Excerpted records —
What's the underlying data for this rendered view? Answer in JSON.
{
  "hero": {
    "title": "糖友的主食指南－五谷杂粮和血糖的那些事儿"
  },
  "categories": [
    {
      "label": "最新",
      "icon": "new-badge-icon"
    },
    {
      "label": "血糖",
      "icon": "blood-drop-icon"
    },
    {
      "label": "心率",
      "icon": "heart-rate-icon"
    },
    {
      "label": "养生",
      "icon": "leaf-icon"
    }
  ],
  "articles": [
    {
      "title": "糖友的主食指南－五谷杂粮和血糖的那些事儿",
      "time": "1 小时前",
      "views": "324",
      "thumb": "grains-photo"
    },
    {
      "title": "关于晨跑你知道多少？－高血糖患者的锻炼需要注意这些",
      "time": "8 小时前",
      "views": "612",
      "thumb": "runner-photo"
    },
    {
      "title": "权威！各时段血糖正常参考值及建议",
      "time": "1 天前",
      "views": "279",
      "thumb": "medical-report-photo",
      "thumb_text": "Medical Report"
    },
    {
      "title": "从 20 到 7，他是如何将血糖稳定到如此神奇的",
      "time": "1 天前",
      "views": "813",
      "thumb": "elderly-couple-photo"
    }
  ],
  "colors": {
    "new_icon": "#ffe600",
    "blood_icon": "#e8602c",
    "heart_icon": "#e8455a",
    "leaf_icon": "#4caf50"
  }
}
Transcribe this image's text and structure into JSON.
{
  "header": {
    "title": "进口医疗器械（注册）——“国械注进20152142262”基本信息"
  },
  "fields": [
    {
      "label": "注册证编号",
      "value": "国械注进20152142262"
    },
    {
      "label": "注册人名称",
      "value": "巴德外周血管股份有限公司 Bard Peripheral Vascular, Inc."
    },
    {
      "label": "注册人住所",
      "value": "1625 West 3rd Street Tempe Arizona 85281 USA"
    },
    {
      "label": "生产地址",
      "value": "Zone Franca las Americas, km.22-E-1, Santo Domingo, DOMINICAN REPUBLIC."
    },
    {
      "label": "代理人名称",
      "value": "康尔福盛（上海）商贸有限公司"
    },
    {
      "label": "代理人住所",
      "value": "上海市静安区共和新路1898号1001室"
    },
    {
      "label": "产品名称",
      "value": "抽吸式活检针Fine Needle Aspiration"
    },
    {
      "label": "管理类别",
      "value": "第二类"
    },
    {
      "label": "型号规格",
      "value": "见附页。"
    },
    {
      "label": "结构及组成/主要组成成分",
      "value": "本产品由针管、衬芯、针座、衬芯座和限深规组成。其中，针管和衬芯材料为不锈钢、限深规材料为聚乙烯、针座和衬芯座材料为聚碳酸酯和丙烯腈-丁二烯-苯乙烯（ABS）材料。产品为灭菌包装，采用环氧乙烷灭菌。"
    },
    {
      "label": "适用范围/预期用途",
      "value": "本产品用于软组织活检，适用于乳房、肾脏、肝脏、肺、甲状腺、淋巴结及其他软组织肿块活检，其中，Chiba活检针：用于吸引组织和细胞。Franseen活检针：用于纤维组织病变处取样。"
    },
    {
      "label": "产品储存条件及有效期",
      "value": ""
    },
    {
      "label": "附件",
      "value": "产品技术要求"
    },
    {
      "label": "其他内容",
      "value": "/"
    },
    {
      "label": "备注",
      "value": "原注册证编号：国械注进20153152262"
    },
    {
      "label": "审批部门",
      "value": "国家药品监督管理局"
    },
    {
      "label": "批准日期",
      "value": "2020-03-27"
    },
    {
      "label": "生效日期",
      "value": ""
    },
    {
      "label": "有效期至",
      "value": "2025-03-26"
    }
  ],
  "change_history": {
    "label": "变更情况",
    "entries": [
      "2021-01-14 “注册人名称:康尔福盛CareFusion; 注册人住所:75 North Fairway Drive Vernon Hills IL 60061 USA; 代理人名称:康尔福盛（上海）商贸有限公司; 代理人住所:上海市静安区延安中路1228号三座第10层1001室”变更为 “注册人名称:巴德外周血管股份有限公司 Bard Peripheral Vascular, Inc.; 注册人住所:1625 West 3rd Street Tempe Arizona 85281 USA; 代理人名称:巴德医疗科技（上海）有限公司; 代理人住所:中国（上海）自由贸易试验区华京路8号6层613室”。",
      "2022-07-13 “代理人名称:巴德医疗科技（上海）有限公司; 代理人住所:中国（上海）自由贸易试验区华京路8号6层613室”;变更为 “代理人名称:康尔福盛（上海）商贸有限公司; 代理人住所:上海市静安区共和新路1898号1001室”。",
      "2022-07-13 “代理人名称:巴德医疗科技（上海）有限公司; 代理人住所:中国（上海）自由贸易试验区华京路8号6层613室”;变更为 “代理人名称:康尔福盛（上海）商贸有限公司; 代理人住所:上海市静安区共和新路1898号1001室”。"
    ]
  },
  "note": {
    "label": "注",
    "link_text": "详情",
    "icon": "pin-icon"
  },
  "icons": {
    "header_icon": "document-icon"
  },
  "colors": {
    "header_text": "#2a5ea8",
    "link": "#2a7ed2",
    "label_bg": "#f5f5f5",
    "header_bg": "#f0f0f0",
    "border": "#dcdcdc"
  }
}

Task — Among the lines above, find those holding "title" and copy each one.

Solution —
    "title": "糖友的主食指南－五谷杂粮和血糖的那些事儿"
      "title": "糖友的主食指南－五谷杂粮和血糖的那些事儿",
      "title": "关于晨跑你知道多少？－高血糖患者的锻炼需要注意这些",
      "title": "权威！各时段血糖正常参考值及建议",
      "title": "从 20 到 7，他是如何将血糖稳定到如此神奇的",
    "title": "进口医疗器械（注册）——“国械注进20152142262”基本信息"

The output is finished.